You can set table behavior, filter all the visualizations together with the VIEW tab in filters, change the sort order of a field, filter visualizations with Slicers, add data labels and add a title to the Power View. You will learn about these and more in the chapter – Advanced Features in Power View.
We said Power View is based on the Data Model. You can either work on the Data Model that is already present, as is the case in all the previous chapters, or create one from the Power View sheet. You will learn about adding data tables to Data Model, creating relationships between tables and modifying Data Model from Power View sheet in the chapter – Power View and Data Model.
If you data has nested fields you can define a hierarchy so that you can treat all the nested fields as one field. You can have a defined hierarchy in the Data Model that you can visualize from Power View or you can create a hierarchy in Power View and use it for visualization. You can drill p and drill down the hierarchy in Matrix, Bar Chart, Column Chart and Pie Chart visualizations. You can filter hierarchy in Pie Chart with Column Chart. You will learn all these in the chapter – Hierarchies in Power View.
Key Performance Indicators (KPIs) enable you to track the progress against the set goals. You can create KPIs in the Data Model from Power View. You can then create appealing Power View visualizations that depict the KPIs and produce aesthetic reports. You can also edit the KPIs from Power View as it is possible that the KPIs might have to be modified as the time progresses. You will learn about KPIs in the chapter - Key Performance Indicators (KPIs) in Power View.
The chapter also has a brief introduction on KPIs, KPI parameters and how to identify KPIs. But, note that this is not exhaustive as KPIs depend on the field you have chosen to track the progress – for e.g. business performance, sales, HR, etc
The Power View visualizations as you learn throughout the tutorial are ready to present any time, as they are all appealing and presentable. Because of the dynamic nature of the visualizations, it is easy to display the required results on the sport without much effort or time. As everything is visual, there will not be any need to preview the results. Hence, in Power View reporting is not the final step and can be at any point of time with your Power View and visualizations.
In the chapter – Formatting a Power View Report, you will learn some more features that can change the look and feel of your already appealing Power View reports. These include changing Theme, setting background image, changing background colors, font and text size, formatting numbers and changing number aggregates.
You can share your work with the concerned as the Power View sheets in your Excel workbook itself on server / cloud by giving appropriate permissions to read /edit. As Power View is also available on SharePoint, you can share your Power View reports as SharePoint reports. You can print Power View sheets, but as they are static, it would not make much sense to print them because of their innate powerful features of interactivity and dynamic nature.
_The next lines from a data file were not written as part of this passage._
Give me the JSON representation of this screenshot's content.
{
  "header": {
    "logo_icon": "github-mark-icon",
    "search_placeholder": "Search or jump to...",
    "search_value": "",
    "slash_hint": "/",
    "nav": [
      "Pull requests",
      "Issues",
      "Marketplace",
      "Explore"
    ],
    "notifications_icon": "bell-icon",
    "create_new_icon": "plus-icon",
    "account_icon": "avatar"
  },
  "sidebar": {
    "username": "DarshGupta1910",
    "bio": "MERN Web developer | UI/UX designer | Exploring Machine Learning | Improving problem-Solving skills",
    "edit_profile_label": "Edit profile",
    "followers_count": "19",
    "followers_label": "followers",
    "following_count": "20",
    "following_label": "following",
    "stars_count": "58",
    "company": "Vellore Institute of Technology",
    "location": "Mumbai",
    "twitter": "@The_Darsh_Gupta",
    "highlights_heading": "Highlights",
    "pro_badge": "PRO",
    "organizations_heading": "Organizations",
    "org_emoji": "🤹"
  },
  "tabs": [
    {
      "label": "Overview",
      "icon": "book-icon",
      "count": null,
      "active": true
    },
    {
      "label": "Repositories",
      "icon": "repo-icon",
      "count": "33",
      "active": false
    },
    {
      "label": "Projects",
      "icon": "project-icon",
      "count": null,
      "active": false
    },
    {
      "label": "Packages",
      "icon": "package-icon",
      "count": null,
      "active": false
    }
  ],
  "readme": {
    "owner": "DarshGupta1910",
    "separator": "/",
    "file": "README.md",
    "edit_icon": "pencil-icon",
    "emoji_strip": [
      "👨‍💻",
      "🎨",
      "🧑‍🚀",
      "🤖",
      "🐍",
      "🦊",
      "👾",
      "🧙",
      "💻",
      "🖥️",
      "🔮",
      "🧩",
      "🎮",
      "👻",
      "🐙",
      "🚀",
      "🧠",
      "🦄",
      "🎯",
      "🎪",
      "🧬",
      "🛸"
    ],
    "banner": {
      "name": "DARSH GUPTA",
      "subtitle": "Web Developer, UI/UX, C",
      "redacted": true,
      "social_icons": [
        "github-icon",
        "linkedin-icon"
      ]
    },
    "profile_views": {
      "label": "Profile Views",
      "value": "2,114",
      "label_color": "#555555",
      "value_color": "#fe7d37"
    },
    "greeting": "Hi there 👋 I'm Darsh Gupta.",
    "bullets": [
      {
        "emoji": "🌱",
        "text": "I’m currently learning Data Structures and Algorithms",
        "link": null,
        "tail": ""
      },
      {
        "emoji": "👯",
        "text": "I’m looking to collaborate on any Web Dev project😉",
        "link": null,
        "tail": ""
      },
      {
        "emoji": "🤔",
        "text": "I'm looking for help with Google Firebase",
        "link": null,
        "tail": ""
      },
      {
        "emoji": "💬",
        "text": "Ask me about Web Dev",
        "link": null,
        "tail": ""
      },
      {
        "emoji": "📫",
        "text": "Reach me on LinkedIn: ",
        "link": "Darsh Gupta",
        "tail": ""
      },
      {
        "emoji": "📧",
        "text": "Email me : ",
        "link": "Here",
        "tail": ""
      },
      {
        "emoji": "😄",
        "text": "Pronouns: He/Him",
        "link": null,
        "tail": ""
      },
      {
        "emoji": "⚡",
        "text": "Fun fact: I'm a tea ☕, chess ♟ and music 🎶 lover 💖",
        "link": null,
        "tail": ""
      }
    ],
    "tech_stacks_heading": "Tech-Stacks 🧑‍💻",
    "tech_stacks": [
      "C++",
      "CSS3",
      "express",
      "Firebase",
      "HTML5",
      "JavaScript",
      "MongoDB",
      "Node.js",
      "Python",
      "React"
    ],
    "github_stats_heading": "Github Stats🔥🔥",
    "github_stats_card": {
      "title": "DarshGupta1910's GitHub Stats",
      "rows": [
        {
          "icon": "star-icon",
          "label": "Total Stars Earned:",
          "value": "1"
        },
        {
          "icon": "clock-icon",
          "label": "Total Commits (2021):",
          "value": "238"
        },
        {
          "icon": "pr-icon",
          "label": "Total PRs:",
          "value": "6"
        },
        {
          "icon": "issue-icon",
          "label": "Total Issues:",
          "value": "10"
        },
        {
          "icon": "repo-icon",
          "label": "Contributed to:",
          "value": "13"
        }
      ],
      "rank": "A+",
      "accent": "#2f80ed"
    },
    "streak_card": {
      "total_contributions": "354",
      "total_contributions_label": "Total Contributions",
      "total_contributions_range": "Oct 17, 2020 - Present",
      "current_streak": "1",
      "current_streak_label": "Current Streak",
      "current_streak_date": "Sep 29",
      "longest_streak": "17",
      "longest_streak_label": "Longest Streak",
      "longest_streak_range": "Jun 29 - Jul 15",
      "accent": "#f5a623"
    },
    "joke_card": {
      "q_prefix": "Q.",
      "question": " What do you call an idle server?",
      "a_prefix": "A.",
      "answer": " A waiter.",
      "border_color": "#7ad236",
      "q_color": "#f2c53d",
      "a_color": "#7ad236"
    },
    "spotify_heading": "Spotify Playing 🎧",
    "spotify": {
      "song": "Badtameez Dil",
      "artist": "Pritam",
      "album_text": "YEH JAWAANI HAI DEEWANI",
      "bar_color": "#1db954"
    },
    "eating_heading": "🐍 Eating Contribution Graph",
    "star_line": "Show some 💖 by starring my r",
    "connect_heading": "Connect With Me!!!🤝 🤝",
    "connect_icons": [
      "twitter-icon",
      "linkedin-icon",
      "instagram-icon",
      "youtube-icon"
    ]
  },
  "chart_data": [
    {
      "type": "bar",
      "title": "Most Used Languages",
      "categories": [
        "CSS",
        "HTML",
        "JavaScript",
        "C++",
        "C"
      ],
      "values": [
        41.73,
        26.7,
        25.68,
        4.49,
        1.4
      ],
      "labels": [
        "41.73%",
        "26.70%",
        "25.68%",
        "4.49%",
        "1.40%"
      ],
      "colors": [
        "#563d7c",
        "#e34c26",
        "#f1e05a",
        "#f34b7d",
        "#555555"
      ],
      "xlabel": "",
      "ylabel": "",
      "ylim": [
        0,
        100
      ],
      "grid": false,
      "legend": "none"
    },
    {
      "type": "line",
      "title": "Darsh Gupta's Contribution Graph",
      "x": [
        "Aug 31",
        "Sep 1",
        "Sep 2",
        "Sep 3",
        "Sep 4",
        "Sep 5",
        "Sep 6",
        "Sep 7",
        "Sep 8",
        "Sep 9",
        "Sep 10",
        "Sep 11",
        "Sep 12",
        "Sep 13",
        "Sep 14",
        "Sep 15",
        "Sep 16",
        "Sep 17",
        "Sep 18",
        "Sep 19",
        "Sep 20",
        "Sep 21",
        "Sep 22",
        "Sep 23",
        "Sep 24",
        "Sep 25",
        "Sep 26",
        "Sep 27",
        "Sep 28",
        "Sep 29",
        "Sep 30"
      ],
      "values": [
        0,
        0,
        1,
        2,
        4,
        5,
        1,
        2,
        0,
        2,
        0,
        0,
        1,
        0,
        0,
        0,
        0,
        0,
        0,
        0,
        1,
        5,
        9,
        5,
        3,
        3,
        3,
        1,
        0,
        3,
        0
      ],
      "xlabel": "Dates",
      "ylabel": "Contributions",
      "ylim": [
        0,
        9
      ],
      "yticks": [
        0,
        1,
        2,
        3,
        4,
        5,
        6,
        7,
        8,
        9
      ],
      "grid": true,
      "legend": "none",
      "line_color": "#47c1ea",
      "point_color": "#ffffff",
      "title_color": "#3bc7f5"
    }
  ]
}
You can publish Power View sheets to Power BI.
The data that is used to the maximum extent is the Olympics results data for the years 1900 – 2014. The data table has around 35,000 rows of data that could reveal the power features of the optimistic Data Model and Power View visualizations.
Sincere thanks to all those involved in providing this data onsite −
Olympics Official Results − https://www.olympic.org/olympic-games
Olympics Sport Images − http://upload.wikimedia.org/wikipedia
Last but not the least Microsoft Office Support that gave the idea of choosing Olympics data to render the power of Power View Visualizations.